A memorandum of November 16, 1960, from the Director of the Geological Survey to the Director of the Bureau of Land Management relating to these appeals, indicates that approximately two-thirds of Arizona may be regarded as prospectively valuable for oil and gas. It was pointed out in this memorandum that although Arizona might, when filing indemnity selections, have a problem anticipating what the Survey's classification of base and selected lands will be, the State may make adjustments after the Survey reports are made and attempt to match mineral base with mineral selections. If the selected and offered lands in a fairly large number of indemnity applications are considered at the same time, the State should be able to approximately balance mineral base lands with mineral selected lands so that reservations will not be required as to the selected lands. The memorandum of November 16, 1960, noted that in 78 recent Arizona indemnity selection applications, covering 37,000 acres of selected and base lands, 2,000 acres of the selected lands were classified as prospectively valuable for oil and gas, whereas 6,000 acres of the base lands were classified as prospectively valuable for oil and gas. Since the base included more mineral lands than did the selected lands, the State could substi. tute nonmineral base for all nonmineral selected lands and use the
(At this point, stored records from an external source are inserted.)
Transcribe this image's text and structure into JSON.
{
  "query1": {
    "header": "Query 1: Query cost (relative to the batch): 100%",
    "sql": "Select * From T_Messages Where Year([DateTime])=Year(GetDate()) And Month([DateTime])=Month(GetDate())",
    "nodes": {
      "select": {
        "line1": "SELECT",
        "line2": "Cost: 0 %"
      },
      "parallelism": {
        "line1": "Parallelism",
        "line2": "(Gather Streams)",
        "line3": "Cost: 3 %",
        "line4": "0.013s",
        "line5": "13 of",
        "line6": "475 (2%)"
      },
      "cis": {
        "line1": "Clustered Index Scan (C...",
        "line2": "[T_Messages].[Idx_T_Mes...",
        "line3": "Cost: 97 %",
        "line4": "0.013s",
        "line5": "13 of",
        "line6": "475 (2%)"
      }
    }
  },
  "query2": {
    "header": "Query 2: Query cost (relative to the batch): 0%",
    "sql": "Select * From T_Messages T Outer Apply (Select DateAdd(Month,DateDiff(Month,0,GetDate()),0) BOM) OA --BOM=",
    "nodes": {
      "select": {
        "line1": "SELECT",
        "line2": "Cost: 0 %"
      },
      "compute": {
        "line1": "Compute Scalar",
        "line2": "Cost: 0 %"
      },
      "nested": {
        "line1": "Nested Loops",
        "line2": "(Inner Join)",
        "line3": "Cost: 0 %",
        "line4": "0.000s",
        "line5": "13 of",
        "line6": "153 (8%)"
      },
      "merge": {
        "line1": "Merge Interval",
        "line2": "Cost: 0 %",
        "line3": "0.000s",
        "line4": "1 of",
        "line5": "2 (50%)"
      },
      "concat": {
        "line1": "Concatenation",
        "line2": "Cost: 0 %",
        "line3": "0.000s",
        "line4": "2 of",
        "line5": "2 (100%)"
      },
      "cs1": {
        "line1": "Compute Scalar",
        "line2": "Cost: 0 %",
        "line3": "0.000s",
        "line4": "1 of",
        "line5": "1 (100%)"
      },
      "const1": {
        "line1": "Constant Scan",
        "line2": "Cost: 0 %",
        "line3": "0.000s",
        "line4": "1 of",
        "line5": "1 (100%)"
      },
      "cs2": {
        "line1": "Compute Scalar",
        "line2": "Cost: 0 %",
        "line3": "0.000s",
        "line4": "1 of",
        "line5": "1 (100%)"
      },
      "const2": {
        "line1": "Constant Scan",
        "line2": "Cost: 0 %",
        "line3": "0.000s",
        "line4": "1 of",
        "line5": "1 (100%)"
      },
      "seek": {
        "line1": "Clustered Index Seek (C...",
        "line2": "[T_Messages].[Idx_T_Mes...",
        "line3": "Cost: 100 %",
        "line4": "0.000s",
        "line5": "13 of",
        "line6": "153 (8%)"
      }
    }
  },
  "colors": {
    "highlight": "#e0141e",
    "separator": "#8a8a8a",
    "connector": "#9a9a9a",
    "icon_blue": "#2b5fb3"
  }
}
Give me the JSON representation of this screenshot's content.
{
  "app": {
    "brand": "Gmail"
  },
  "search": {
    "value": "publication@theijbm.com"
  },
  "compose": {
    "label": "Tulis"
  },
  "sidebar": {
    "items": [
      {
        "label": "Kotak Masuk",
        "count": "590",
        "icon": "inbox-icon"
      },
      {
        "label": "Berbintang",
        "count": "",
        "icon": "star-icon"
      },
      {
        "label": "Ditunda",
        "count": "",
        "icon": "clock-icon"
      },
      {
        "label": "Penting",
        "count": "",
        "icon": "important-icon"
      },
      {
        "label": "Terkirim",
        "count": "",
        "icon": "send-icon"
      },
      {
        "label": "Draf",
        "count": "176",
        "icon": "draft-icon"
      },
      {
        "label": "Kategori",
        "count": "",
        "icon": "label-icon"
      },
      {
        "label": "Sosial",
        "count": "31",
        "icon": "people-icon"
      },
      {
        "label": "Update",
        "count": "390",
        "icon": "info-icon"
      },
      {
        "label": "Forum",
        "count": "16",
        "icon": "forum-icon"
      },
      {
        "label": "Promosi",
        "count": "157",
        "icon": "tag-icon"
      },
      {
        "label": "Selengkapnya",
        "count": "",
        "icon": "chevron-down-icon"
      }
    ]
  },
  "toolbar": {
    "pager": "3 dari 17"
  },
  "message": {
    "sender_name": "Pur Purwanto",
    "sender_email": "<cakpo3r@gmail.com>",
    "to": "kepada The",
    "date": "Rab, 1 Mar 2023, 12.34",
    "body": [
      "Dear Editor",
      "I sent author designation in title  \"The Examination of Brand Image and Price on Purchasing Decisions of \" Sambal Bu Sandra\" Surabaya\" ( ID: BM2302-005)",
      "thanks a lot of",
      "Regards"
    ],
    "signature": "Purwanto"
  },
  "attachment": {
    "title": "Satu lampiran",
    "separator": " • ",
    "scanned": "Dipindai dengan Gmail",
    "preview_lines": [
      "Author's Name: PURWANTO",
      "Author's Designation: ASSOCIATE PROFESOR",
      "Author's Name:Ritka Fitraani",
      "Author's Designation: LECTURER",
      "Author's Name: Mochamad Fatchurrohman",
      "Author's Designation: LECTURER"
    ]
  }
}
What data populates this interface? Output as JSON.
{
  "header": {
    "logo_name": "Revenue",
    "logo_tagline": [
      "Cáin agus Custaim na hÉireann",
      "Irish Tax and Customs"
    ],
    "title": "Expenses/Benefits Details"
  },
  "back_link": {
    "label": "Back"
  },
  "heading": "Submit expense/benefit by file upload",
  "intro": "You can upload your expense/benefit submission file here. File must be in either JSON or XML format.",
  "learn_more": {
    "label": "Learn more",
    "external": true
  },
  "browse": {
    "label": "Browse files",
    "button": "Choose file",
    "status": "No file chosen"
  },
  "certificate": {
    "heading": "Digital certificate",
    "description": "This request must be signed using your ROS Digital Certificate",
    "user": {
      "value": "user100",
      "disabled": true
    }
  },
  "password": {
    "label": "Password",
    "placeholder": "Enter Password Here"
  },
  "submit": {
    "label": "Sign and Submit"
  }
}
February 13, 1964

a

excess mineral base only as base for selections classified as mineral. The practice of considering at one time a substantial number of indemnity selections after the selected and base lands have been classified by Survey should make it possible to match mineral base with mineral selections in a large proportion of applications.

a For the reasons discussed herein, Arizona's objections to the classification of indemnity selections as mineral on the basis of a determination by the Geological Survey that the land is prospectively valuable for oil and gas do not appear to be substantial. Arizona may amend any of its selection applications and avoid the imposition of a mineral reservation by substituting mineral for nonmineral base to correspond to selected lands which are classified as mineral. For this reason, there appears at this time to be no reason to engage in an evaluation of the criteria employed by the Geological Survey to determine when lands are prospectively valuable for oil or gas.

As was said earlier, the foregoing discussion has been of the issues raised at the time of the Director's decisions and the filing of the appeal, and, except in the instances noted, it has been concluded that the Director properly required the State to file a mineral waiver at the time he issued his decisions. The requirement was imposed under the departmental regulation then in effect, 43 CFR, 1954 rev., 102.22. This regulation provided that where the Geological Survey reported that land embraced in a nonmineral entry or claim which had not been perfected was, in effect, prospectively valuable for oil or gas, the entryman or claimant would be allowed 30 days from notice (1) to furnish consent to a mineral reservation (mineral waiver) under the 1914 act, (2) to apply for reclassification of the land as nonmineral and for a hearing if reclassification were denied, or (3) to appeal. The regulation further provided that if he did not take one of the actions indicated, his entry or claim would be canceled.

This regulation was amended on December 12, 1961 (26 F.R. 12128), to eliminate alternative (1), the requirement for a mineral waiver. The regulation now provides that an entryman or claimant will be notified of the Geological Survey's determination and allowed a reasonable time to take steps (2) or (3) and that if he does not “his entry or claim and any patent issued pursuant thereto will be impressed with a reservation of oil and gas to the United States."

The amended regulation is deemed applicable to the State's selections in this case and the case will be processed as though the State had appealed from a notification under the amended regulation and the propriety of the notification had been affirmed. The State will

« 이전계속 »